It’s an early sign of the dangers Democrats across the country will face as they press forward with similar policies at the state and federal level. New Jersey, Maryland and California are also wrestling with the issue and, in some cases, are reconsidering their ambitious plans….
The costs of the state’s renewable energy mandates are being paid for almost solely by New York residents and businesses through their electric bills. With renewable developers asking for higher subsidies to deal with inflation, those costs are expected to increase while expected savings from the transition takes longer to materialize.
Democrats who control New York’s government are increasingly worried about the fallout.
“I’m very concerned about the cost and the impact on our ratepayers, our constituents,” said Assemblymember Didi Barrett, a Hudson Valley Democrat who chairs the chamber’s Energy Committee. “People right now are already complaining about where their utility costs are, so it has to be part of the conversation.”
We’ll see more of this as Democrats continue to press the accelerator on their preferred energy approach, instead of the public’s preferred common sense approach. So… on this, as on all the other issues mentioned above, what is preventing Democrats from embracing common sense and meeting voters where they are, as opposed to demanding that voters abandon their common sense and meet Democrats where they are?
The answer has a great deal to do with the shifting base of the Democratic Party and its increased domination by liberal, college-educated voters. But it’s not just the demographics of these voters and associated activists, it’s the style of politics they tend to practice.

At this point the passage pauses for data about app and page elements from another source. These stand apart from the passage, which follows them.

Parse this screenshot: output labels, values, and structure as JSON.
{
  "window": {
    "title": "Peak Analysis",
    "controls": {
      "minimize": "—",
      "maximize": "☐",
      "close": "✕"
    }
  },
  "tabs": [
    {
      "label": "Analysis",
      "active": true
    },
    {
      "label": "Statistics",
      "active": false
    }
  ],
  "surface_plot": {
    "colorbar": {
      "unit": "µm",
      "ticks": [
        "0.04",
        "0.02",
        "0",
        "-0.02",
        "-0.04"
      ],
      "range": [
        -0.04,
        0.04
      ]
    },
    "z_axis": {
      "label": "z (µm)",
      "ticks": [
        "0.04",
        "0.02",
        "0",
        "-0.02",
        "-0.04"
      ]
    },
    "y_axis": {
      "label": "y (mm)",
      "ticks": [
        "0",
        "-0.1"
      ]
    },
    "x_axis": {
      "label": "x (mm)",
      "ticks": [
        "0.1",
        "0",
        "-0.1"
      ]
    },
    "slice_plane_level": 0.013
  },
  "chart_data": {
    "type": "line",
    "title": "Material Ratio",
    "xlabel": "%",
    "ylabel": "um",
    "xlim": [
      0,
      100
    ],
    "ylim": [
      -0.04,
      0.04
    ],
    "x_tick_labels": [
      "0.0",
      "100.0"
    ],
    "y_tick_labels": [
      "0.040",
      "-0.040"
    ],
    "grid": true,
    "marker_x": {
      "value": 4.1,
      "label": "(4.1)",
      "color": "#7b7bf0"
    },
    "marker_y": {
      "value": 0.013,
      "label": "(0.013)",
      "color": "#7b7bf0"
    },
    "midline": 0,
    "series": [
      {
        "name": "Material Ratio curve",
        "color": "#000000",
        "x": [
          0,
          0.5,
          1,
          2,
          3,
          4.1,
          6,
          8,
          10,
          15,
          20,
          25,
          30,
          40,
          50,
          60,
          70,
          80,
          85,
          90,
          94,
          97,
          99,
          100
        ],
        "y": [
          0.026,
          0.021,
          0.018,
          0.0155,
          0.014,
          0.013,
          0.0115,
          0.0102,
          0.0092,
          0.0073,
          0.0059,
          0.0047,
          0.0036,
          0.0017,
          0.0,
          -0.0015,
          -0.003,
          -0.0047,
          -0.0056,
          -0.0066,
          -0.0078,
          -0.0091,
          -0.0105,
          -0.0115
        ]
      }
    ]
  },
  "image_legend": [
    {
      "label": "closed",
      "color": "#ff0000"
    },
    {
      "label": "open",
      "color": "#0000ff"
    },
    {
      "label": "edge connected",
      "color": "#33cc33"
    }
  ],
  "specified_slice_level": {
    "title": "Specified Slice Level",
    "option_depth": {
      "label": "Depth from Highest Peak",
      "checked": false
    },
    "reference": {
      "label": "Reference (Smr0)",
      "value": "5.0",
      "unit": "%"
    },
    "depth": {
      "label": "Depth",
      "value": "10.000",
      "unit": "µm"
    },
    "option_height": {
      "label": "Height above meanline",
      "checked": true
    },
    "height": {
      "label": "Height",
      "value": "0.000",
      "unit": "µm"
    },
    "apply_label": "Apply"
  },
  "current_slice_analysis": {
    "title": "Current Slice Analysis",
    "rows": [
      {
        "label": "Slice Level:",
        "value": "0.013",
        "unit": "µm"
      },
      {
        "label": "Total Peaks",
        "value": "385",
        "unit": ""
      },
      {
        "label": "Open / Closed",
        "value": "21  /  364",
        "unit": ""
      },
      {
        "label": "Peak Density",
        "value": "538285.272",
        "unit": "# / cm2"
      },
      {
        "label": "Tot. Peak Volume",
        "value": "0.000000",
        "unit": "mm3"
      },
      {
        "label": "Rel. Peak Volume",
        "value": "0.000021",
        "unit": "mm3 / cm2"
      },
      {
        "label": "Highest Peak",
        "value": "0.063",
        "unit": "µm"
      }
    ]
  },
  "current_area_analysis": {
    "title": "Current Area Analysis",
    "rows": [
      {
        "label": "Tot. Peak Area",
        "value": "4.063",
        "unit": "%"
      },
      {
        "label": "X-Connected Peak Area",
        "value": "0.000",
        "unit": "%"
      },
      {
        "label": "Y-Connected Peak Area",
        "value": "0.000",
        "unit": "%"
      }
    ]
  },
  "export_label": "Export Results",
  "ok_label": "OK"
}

As Matt Yglesias has pointed out, it’s the moralization of political choices which has made sensible, pragmatic positions increasingly difficult for Democrats on issues favored by these voters. Everything has become a matter of principle and cannot be compromised on because compromise is immoral on matters of principle:
Over the past 20–30 years, the voting base of the Democratic Party has become a lot more educated and upscale.
One might have predicted that would lead to the adoption of a more moderate stance on economic issues, but that hasn’t really happened.…At the same time, it’s not a coincidence that the Biden administration has enacted only small increases in the generosity of the welfare state, even though they’ve proposed huge ones. Democrats didn’t have the votes to enact the full Biden agenda, and running up against hard fiscal constraints, they chose to spend more on climate change than on welfare state expansion. And I think you can see how, from the point of view of a working-class person who (like most people) does not care that much about climate change, this can look like an abandonment of the traditional economic agenda.
That’s especially true if thought leaders are putting forward the idea that economic issues have, in some sense, lower moral stakes than other issues.
In particular, I think it’s worth considering the impact of this way of thinking on cross-pressured voters. Imagine a Texan who favors Medicaid expansion but thinks student athletes should play on chromosomally-appropriate sports teams. Well, you could tell that person that Medicaid has enormous concrete stakes for 1.4 million uninsured Texans while the sports issue impacts a tiny number of people.
But if progressives take the view that identity issues are fundamental moral principles and are too important to brook any compromise, that encourages people with the non-progressive view to see it the same way….
As Democrats have become more upscale, they haven’t shifted their policy platform on economics to the right. But they have become less interested in forming big tent electoral coalitions to maximize the odds of welfare state expansion and more interested in ideological purity and uncompromising moral stands.
That’s today’s Democratic Party. And that’s why Democrats are not yet the common-sense, normie voter party despite their abysmal competition. That’s too bad, since America could really use one about now.